Oh great. Just great. I suppose a little Japanese boy is getting his toe removed thanks to this 霜焼 business. You know what Japan?!?! You suck right now! I want to keep my limbs goshdarnit!
The crying boy emerged from the room with mucus running down his face. I was struck with a feeling of un-hunger.
A smiling, goateed face beckoned me into the doctor’s office. I am not sure what surprised me more….the goatee or the English. I decided both were pretty shocking…which brings us to me showing the doctor my foot.
“Oh….this nothing! It’s just….”
please don’t say frostbite please don’t say frostbite or 霜焼
“Ah! Sorry! I forgot how to say this in English. 霜焼 It’s…what do you call it…”
This is when I made a crucial mistake. I should have allowed him to open his huge medical compendium and tell me what word was in that for what I had…but instead, with a look of defeat on my face I offered up what it was called…
“yes! Frostbite! I have it now myself! Ha ha! It sure is cold out these days! Here! I will give you this, go to the building in front of this office and pickup this cream! It is a hormone cream! It will take care of it for you! Massage your frostbite toes in the bathtub!”
This is not right! How is it that EVERYONE IN THIS COUNTRY HAS FROSTBITE AND I HAVE NOT HAD IT UNTIL JUST NOW!!!! Why did he not bring up amputation!? What is this magical tissue regenerating cream I have not heard of?
I pondered this as I entered the pharmacy, grabbed the cream, and returned to school in time to have some spaghetti for lunch. Afterwards I rubbed the cream on my toes. They instantly felt better and the color started to return back to “normal flesh color”.
I was confused.
****The Weekend: Hawk’s Apartment****
I was in my apartment making a cup of tea, when my “you have new mail” alarm went off on my phone.
I checked the screen to see that I infact had new email in my gmail account. I checked it.
It informed me that I had a new message on my Facebook wall.
I checked that.
And there I saw a message that I didn’t expect to see:
Chill…blain? Chillblain? What an awesome name to give you kid to ensure he gets beat up!
I immediately went to webmd to see what they had to say about this kid. What they had to say was:
….what the….THAT ISN’T FROSTBITE!!!!
So, what have we learned today?
- You should always go to the doctor at the first signs of a problem? Sure.
- You should use more than one dictionary when translating words that sound ridiculous? Maybe.
- I should not wear dress socks with sneakers when catching beans in the freezing rain..nor should I wear overalls since I am a grown man? Probably.
But no. I think the real lesson we learned is that hormone cream is the best thing ever invented. Seriously, this stuff rocks!

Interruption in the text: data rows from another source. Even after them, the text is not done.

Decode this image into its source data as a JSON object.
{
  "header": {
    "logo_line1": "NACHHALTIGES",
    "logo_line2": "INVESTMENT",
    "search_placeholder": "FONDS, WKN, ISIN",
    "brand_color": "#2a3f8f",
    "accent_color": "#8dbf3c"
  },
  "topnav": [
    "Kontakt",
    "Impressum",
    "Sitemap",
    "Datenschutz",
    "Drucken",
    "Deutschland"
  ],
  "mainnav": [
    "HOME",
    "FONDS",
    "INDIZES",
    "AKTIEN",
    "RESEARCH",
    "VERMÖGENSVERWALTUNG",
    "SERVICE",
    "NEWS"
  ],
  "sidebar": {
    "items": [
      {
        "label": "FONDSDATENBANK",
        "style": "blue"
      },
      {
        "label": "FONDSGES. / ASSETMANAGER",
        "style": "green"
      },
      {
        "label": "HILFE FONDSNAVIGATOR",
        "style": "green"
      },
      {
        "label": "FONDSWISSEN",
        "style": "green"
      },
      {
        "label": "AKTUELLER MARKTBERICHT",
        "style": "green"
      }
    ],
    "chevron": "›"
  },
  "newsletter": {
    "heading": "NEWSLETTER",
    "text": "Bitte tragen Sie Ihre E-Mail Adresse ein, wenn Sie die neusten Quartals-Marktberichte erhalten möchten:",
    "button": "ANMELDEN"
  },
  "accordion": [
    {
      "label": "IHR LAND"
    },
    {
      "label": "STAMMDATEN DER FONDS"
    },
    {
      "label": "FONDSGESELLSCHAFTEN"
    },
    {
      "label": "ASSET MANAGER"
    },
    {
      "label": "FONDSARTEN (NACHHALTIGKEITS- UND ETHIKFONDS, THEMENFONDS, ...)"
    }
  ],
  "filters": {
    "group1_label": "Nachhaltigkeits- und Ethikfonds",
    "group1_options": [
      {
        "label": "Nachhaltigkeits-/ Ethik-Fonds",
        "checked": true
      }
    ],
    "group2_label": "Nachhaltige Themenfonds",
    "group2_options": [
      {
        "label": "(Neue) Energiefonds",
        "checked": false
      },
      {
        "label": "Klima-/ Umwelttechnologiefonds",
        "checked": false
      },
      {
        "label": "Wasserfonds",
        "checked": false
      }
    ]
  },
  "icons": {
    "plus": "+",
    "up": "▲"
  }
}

It’s like if the makers of Icey Hot and BenGay got together, injected their products with steroids, and mixed it with the powder of Unicorn horns! It feels great!
Now if you excuse me, I suddenly have a hankering for some baked sweet potatoes….